Focus your attention in particular in the choices made in the areas of directing, acting, and design. Include the names of relevant cast members and artists.

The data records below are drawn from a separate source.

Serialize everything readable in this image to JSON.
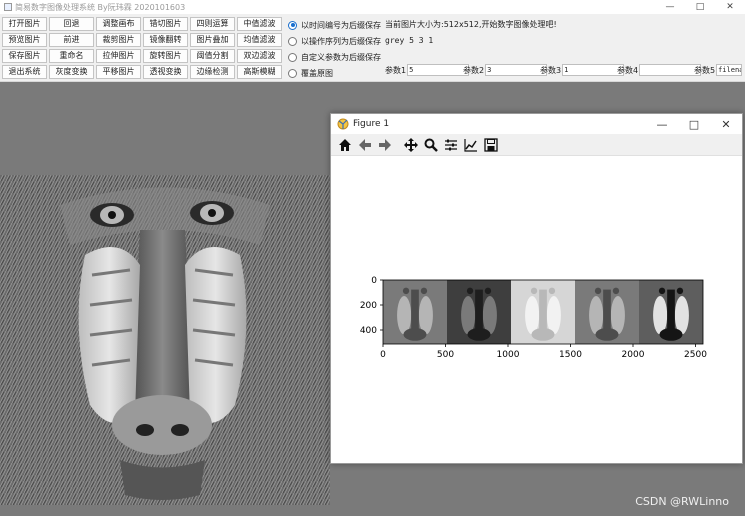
{
  "window": {
    "title": "简易数字图像处理系统 By阮玮霖 2020101603",
    "minimize": "—",
    "maximize": "□",
    "close": "✕"
  },
  "buttons": [
    [
      "打开图片",
      "回退",
      "调整画布",
      "错切图片",
      "四则运算",
      "中值滤波"
    ],
    [
      "预览图片",
      "前进",
      "裁剪图片",
      "镜像翻转",
      "图片叠加",
      "均值滤波"
    ],
    [
      "保存图片",
      "重命名",
      "拉伸图片",
      "旋转图片",
      "阈值分割",
      "双边滤波"
    ],
    [
      "退出系统",
      "灰度变换",
      "平移图片",
      "透视变换",
      "边缘检测",
      "高斯模糊"
    ]
  ],
  "save_modes": [
    {
      "label": "以时间编号为后缀保存",
      "selected": true
    },
    {
      "label": "以操作序列为后缀保存",
      "selected": false
    },
    {
      "label": "自定义参数为后缀保存",
      "selected": false
    },
    {
      "label": "覆盖原图",
      "selected": false
    }
  ],
  "status": "当前图片大小为:512x512,开始数字图像处理吧!",
  "history": "grey 5 3 1",
  "params": [
    {
      "label": "参数1",
      "value": "5"
    },
    {
      "label": "参数2",
      "value": "3"
    },
    {
      "label": "参数3",
      "value": "1"
    },
    {
      "label": "参数4",
      "value": ""
    },
    {
      "label": "参数5",
      "value": "filename"
    }
  ],
  "figure": {
    "title": "Figure 1",
    "toolbar": [
      "home-icon",
      "back-icon",
      "forward-icon",
      "pan-icon",
      "zoom-icon",
      "configure-icon",
      "edit-curve-icon",
      "save-icon"
    ]
  },
  "chart_data": {
    "type": "image",
    "xlim": [
      0,
      2560
    ],
    "ylim": [
      512,
      0
    ],
    "xticks": [
      0,
      500,
      1000,
      1500,
      2000,
      2500
    ],
    "yticks": [
      0,
      200,
      400
    ],
    "panels": [
      {
        "x0": 0,
        "x1": 512,
        "brightness": "medium"
      },
      {
        "x0": 512,
        "x1": 1024,
        "brightness": "dark"
      },
      {
        "x0": 1024,
        "x1": 1536,
        "brightness": "light"
      },
      {
        "x0": 1536,
        "x1": 2048,
        "brightness": "medium"
      },
      {
        "x0": 2048,
        "x1": 2560,
        "brightness": "high-contrast"
      }
    ]
  },
  "watermark": "CSDN @RWLinno",
  "colors": {
    "accent": "#1a6fce",
    "panel_bg": "#f0f0f0",
    "workspace": "#7a7a7a"
  }
}
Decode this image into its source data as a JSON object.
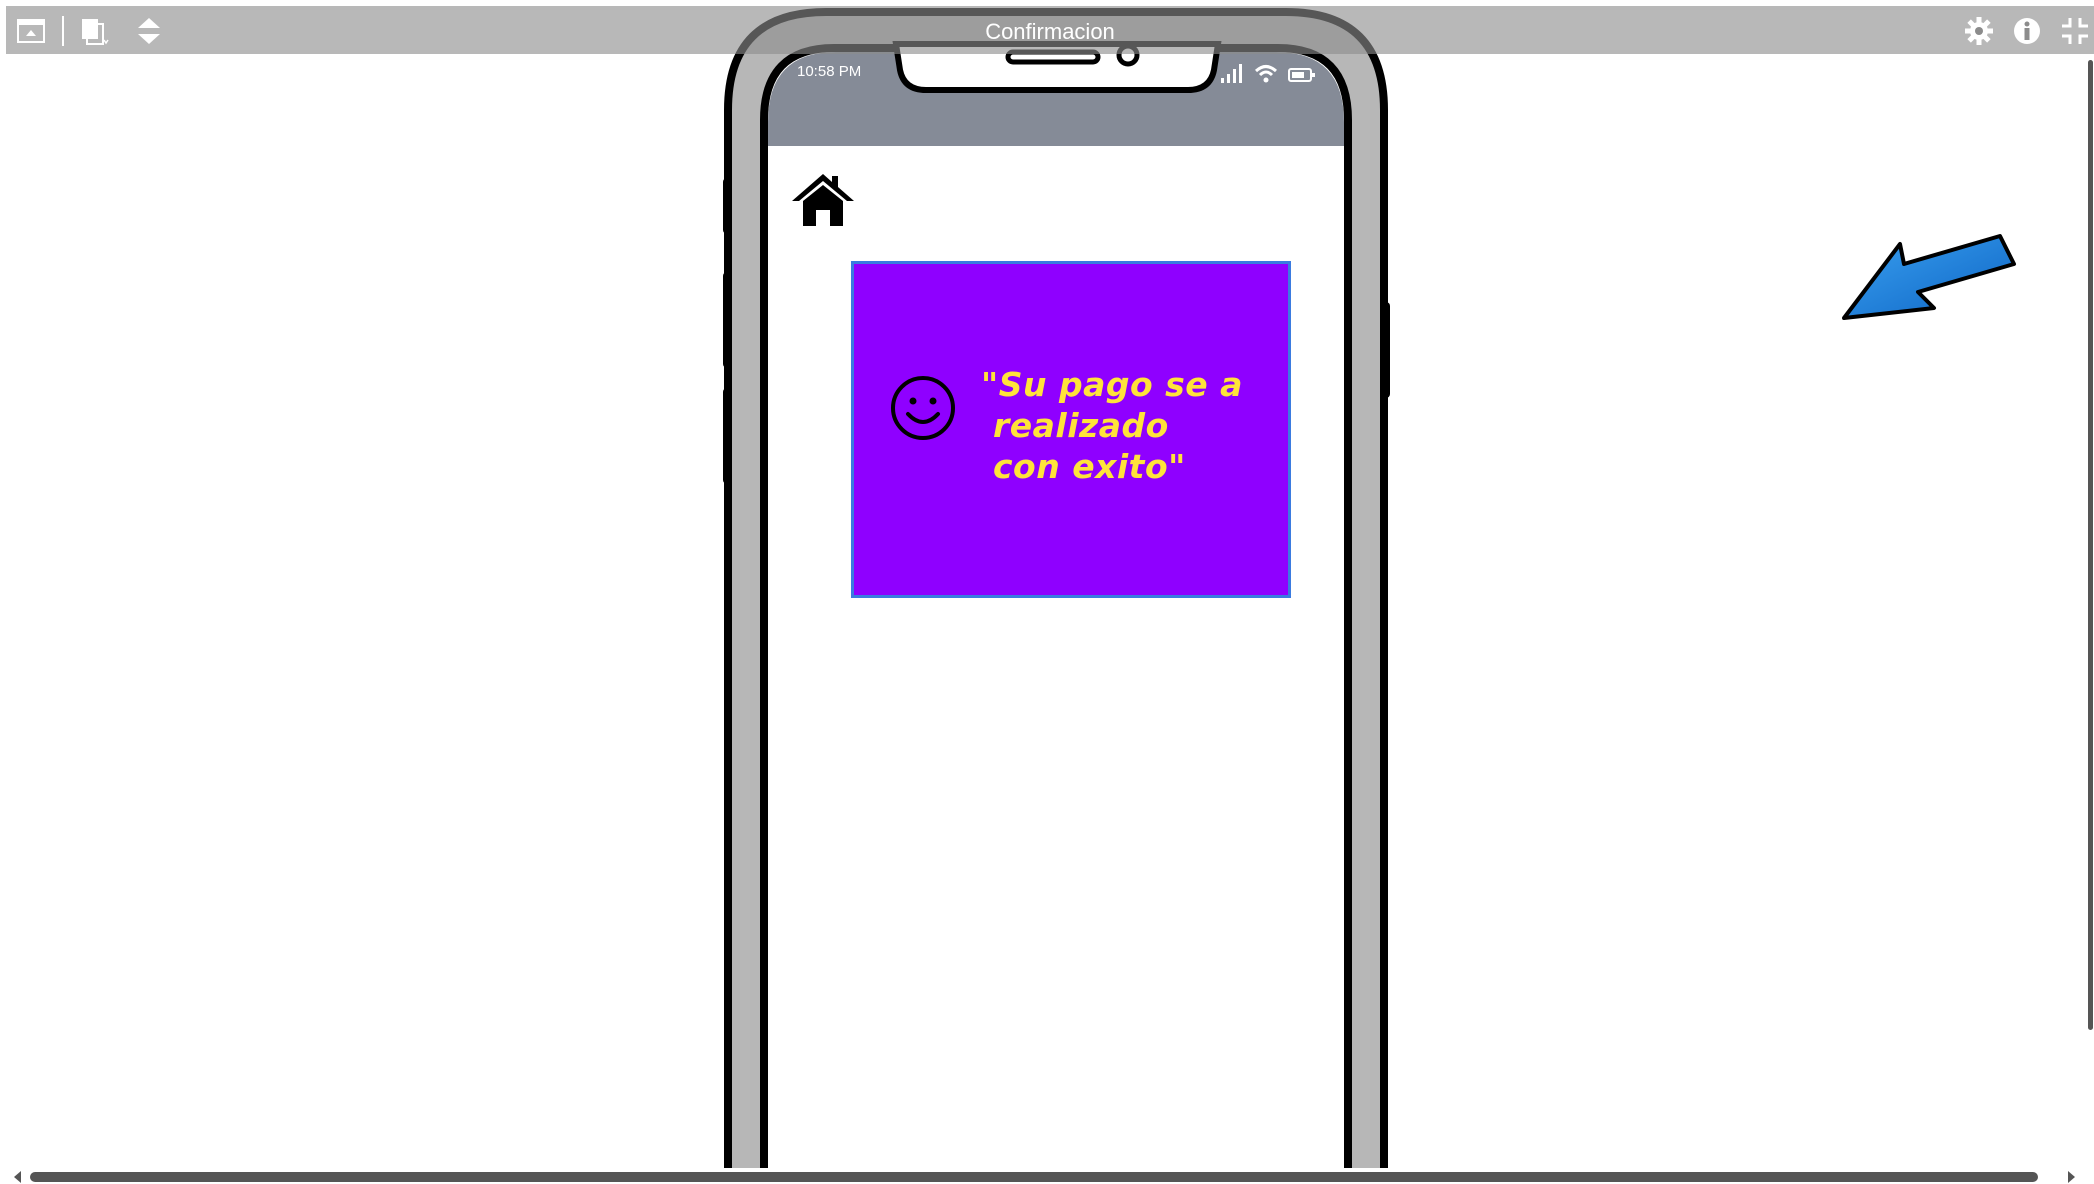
{
  "toolbar": {
    "title": "Confirmacion",
    "left_icons": [
      "collapse-panel-icon",
      "pages-icon",
      "sort-arrows-icon"
    ],
    "right_icons": [
      "gear-icon",
      "info-icon",
      "exit-fullscreen-icon"
    ]
  },
  "phone": {
    "status_time": "10:58 PM",
    "status_icons": [
      "signal-icon",
      "wifi-icon",
      "battery-icon"
    ],
    "header_color": "#858b97"
  },
  "message": {
    "text": "\"Su pago se a\n realizado\n con exito\"",
    "background": "#8f00ff",
    "text_color": "#ffe33a",
    "icon": "smiley-icon"
  },
  "annotation": {
    "icon": "blue-arrow-icon",
    "color": "#1a7fd6"
  }
}
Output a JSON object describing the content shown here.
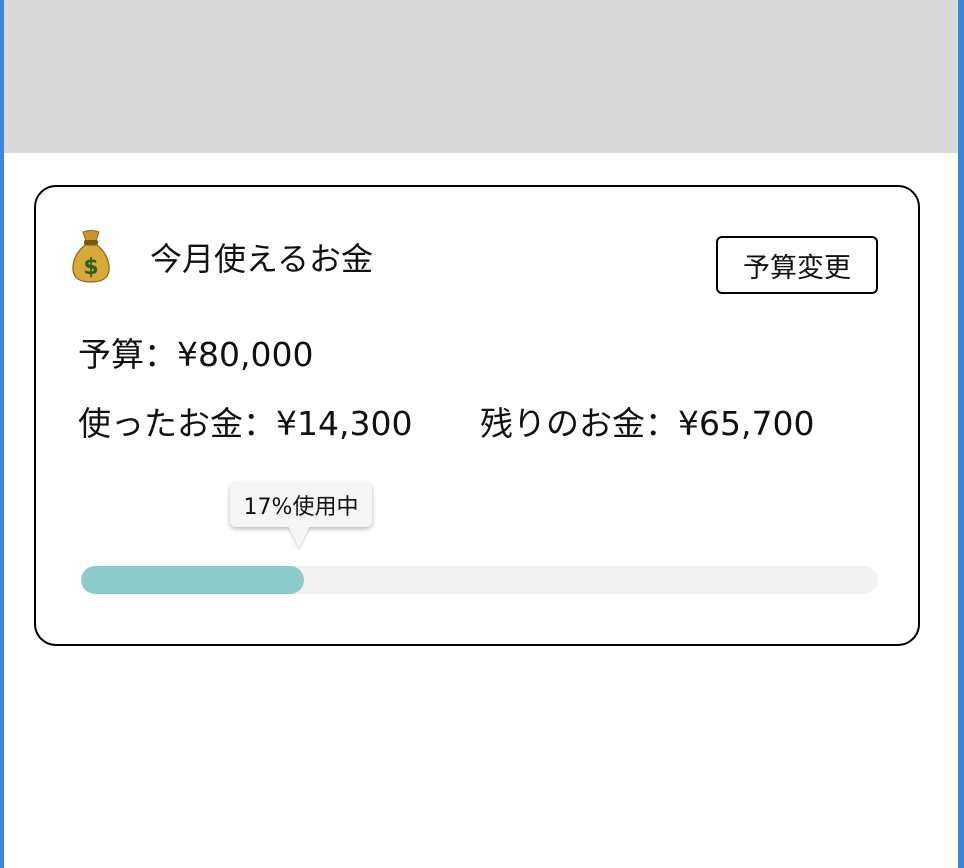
{
  "budget_card": {
    "title": "今月使えるお金",
    "edit_button_label": "予算変更",
    "budget_text": "予算：¥80,000",
    "spent_text": "使ったお金：¥14,300",
    "remaining_text": "残りのお金：¥65,700",
    "usage_tooltip": "17%使用中",
    "usage_percent": 17,
    "icon": "money-bag-icon"
  },
  "colors": {
    "header_band": "#d9d9d9",
    "progress_fill": "#8ccbca",
    "progress_track": "#f3f3f3",
    "frame_edge": "#3d85d8"
  }
}
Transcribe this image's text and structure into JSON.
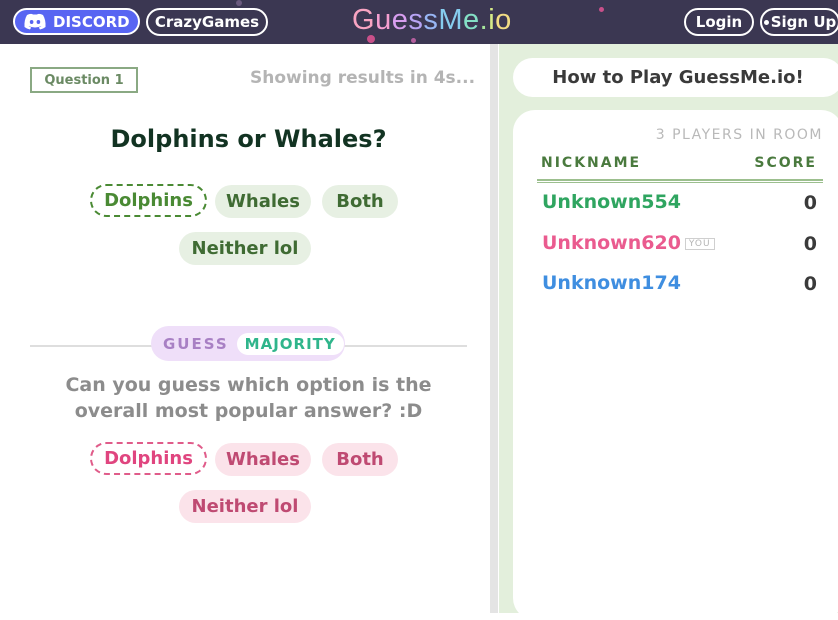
{
  "header": {
    "discord_label": "DISCORD",
    "crazygames_label": "CrazyGames",
    "logo": [
      {
        "ch": "G",
        "color": "#f8a4c2"
      },
      {
        "ch": "u",
        "color": "#f59fd0"
      },
      {
        "ch": "e",
        "color": "#d89ef0"
      },
      {
        "ch": "s",
        "color": "#b8a4f5"
      },
      {
        "ch": "s",
        "color": "#98b6f5"
      },
      {
        "ch": "M",
        "color": "#86cdee"
      },
      {
        "ch": "e",
        "color": "#84e0c6"
      },
      {
        "ch": ".",
        "color": "#a6e69c"
      },
      {
        "ch": "i",
        "color": "#d6ea88"
      },
      {
        "ch": "o",
        "color": "#f2dc84"
      }
    ],
    "login_label": "Login",
    "signup_label": "Sign Up"
  },
  "question": {
    "label": "Question 1",
    "timer": "Showing results in 4s...",
    "title": "Dolphins or Whales?",
    "options": [
      "Dolphins",
      "Whales",
      "Both",
      "Neither lol"
    ],
    "selected": "Dolphins"
  },
  "guess": {
    "mode_word": "GUESS",
    "mode_tag": "MAJORITY",
    "text": "Can you guess which option is the overall most popular answer? :D",
    "options": [
      "Dolphins",
      "Whales",
      "Both",
      "Neither lol"
    ],
    "selected": "Dolphins"
  },
  "sidebar": {
    "howto_label": "How to Play GuessMe.io!",
    "players_count": "3 PLAYERS IN ROOM",
    "col_nickname": "NICKNAME",
    "col_score": "SCORE",
    "you_tag": "YOU",
    "players": [
      {
        "name": "Unknown554",
        "score": "0",
        "color": "#2fa560",
        "you": false
      },
      {
        "name": "Unknown620",
        "score": "0",
        "color": "#ea5b8f",
        "you": true
      },
      {
        "name": "Unknown174",
        "score": "0",
        "color": "#3f8ee0",
        "you": false
      }
    ]
  },
  "colors": {
    "topbar": "#3b3752",
    "discord": "#5865f2",
    "sidebar": "#e3efdc"
  }
}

Please complete the following assignment in 3-4 double-spaced pages (approximately 1000 words): Write an analysis of one of the following performances: 1. Legally Blonde (Links to an external site.) 2. Shrek the Musical (Links to an external site.) 3. Romeo and Juliet Available via Drama Online (requires UW Library log in) (Links to an external site.) 4. Pass Over Content warning: racially charged language, slurs, depictions of violence (Links to an external site.) 5. Girls Like That Content warning: references to sexual behavior, nudity, explicit language. (Links to an external site.) Focus your attention in particular in the choices made in the areas of directing, acting, and design. Include the names of relevant cast members and artists. Be sure to include specific moments from the production to illustrate your analysis. Include the name of the company producing the performance, the date you watched, and whether the event was live-streamed or pre-recorded and watched on your own time. Some questions to consider: What kind of performance was this? Was it a theatrical representation of an existing play? Was it a devised performance or original work created by the artists and cast for this production? If the latter, was it adapted from source material (an existing work like a book or poem)? Talk about the choices the artists made in adapting the material for performance. What were some major themes or ideas that were central to this production, and how did choices in acting, directing, and design bring attention to those themes? How did the fact that this production was recorded, streamed or digitally mediated affect your experience of the performance? How did editing (for example, camera angles, close-ups and wide shots) affect what you saw? Were there moments in the production that would not have been possible if this were a live, in-person event? Were there moments you wished you could have experienced in person? Note: Be sure to spend most of your writing focusing on choices made in directing, acting, and design. Because this is a performance review, avoid lengthy discussions of the plot or story of the play. Also, successful analyses of performances should avoid simple value assessments like whether the show or a particular choice was “good” or “bad,” and should avoid making arguments about whether people should or should not see it. Instead, focus on the choices made by the artists and how successful these choices were in fulfilling the goals of the production (communicating themes, adapting the material for performance, etc.). Want to see some examples of professional reviews of online/digital performances? Here are a few: Variety – review of The Line (directed by Jessica Blank and Erik Jensen | Article written by Gordon Cox) (Links to an external site.) The New Yorker – review of What Do We Need to Talk About? (directed by Richard Nelson / article written by: Alexandra Schwartz) (Links to an external site.) WTTW – review of Broadway by the Decade (produced by Chicago Porchlight Music Theater | Article written by Hedy Weiss) (Links to an external site.) The Conversation – review of The Tempest (a production by Creation theater and Big Telly theater company | anonymous author) (Links to an external site.) HowlRound – review of Finish the fight (Directed by Whitney White | article written by Rebecca Salzhauer) (Links to an external site.) (Examples of professional reviews of live in-person performances are posted in the “Sample Performance Reviews” folder under “Files” on Canvas)